Giovanna Hopkins from Soomo Learning says that being on chat for eight hours is very demanding. You’re always “on” and multitasking between customer conversations. Reducing the chance for burnout is a key aspect of a great schedule.

Flexibility can really help keep agents fresh, even when the work becomes difficult.

Rachel Wallace from MassageBook emphasizes the need for agents to take time to themselves: “The team communicates heavily throughout the day and has the freedom to switch between channels should they have a really difficult phone call or chat.”

Negotiating lunch and bathroom breaks when stuck on an epic chat is a common concern for agents, too. Or even tougher: If a customer still needs help but the shift is ending, how does an agent handle it?

Set guidelines for how early agents turn off their availability before the end of their shift to prevent them from getting trapped in a never-ending queue of chats. Or alternatively, encourage agents to warmly transfer chats to someone else who is available, either by leaving notes in the chat or pinging details in Slack.

Keep your schedule consistent

Try to keep your chat support schedule as consistent as possible from week to week. Not only will it reduce the amount of time you spend scheduling, but it also limits mental overhead for agents who have to check their schedules and plan around it.

Sarah Betts at Olark says that everyone on their team has their own preference around how long they stay on chat each day, and their schedules reflect that:

“We all get to pick our preferred balance. Some folks work shorter chat shifts, but it’s a predictable pattern. For example, they may work from 9 a.m. to 11 a.m. every Wednesday.”

Once the schedule is ready, distribute it to the team in a manner where everyone can see who is on which channel at what time. Transparency means that everyone will know who should be on chat or working on other things. It can also help teams coordinate lunch or break times where needed.

Evaluate your schedule and improve it

As your customer and team needs fluctuate, there will always be room for improvement when it comes to scheduling.

For agents, collect feedback periodically to check if they’re still happy with the arrangements you’ve made. Are they burning out from too much chat? Do they feel overwhelmed with the volume? Or are they bored with babysitting a quiet queue?

Change it up when it’s not working to keep employee satisfaction high so they can do their best work.

For customers, keep an eye on chat wait times and the number of unanswered chats. If you see either number increasing, it might be worth considering how you can expand your customer support availability.

A sudden increase in volume might be temporary and not require drastic changes in strategy — just more flexibility. A consistent trend upwards suggests that a plan is needed to increase your capacity.

Balancing chat coverage and agent happiness requires a constant reevaluation of what’s working and what needs improvement. As you become better acquainted with your company’s incoming chat volume, you’ll become better at meeting the needs of your customers.

Keep scheduling, keep improving, and keep seeing customer happiness grow.

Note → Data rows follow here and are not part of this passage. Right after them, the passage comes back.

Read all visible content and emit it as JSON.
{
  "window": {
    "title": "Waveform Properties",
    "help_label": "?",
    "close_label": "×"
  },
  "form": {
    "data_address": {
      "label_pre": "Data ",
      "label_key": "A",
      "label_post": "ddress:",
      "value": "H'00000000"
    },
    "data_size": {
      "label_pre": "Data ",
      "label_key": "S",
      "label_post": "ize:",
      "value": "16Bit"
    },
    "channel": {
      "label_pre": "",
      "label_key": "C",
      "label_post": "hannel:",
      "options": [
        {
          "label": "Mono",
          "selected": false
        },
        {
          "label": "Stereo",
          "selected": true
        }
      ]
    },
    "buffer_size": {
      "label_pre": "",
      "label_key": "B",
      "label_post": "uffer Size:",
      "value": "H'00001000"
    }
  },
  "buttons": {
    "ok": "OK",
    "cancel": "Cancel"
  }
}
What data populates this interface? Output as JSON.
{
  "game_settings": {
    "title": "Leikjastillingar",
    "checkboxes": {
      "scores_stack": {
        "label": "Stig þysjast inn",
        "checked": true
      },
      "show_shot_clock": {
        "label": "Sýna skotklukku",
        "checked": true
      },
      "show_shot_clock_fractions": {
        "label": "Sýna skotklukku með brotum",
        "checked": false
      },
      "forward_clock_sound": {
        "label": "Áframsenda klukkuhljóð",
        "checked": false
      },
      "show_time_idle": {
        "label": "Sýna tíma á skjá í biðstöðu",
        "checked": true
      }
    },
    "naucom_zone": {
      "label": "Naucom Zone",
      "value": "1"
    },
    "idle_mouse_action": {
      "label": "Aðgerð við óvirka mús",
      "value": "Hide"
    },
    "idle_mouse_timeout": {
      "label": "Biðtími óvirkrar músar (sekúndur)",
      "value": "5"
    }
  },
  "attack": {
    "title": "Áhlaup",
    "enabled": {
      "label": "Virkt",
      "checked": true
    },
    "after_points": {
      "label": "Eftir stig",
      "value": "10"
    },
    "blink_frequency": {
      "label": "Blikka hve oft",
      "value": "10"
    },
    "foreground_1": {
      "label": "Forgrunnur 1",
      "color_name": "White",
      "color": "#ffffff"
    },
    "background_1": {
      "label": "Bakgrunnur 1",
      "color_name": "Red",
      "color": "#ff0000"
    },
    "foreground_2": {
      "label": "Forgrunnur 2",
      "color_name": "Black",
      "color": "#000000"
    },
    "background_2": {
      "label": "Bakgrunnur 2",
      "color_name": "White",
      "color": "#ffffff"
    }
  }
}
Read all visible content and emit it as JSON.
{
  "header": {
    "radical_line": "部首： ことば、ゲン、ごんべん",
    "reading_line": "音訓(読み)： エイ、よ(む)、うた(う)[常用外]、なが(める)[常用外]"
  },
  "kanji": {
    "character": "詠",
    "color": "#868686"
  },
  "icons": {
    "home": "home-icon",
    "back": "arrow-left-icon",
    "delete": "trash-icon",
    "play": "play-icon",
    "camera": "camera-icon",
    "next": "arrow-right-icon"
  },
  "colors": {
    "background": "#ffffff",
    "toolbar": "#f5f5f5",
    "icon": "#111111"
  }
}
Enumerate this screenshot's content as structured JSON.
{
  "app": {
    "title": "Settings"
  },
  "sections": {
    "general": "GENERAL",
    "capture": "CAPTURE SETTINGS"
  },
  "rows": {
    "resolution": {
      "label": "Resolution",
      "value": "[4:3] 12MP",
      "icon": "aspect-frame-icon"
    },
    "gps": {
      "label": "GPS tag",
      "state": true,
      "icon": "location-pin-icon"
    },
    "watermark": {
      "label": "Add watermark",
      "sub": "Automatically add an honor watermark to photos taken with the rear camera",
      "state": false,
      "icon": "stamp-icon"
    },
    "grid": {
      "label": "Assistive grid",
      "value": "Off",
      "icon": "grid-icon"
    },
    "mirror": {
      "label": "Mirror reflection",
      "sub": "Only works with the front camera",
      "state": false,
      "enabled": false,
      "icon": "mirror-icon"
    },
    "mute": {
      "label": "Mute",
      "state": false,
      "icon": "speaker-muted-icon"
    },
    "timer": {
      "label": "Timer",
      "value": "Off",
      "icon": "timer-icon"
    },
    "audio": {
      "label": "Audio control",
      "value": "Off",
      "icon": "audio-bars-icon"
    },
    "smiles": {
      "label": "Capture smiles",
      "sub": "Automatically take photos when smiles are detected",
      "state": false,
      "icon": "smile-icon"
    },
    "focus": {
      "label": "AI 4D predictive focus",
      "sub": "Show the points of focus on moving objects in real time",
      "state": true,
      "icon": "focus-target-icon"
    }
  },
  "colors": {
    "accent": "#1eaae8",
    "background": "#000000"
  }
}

Sarah Chambers

Sarah Chambers

Sarah is a customer service consultant and the founder of Supported Content. When she’s not arguing about customer service, she’s usually outdoors rock climbing or snowboarding. Follow her on Twitter to keep up with her adventures.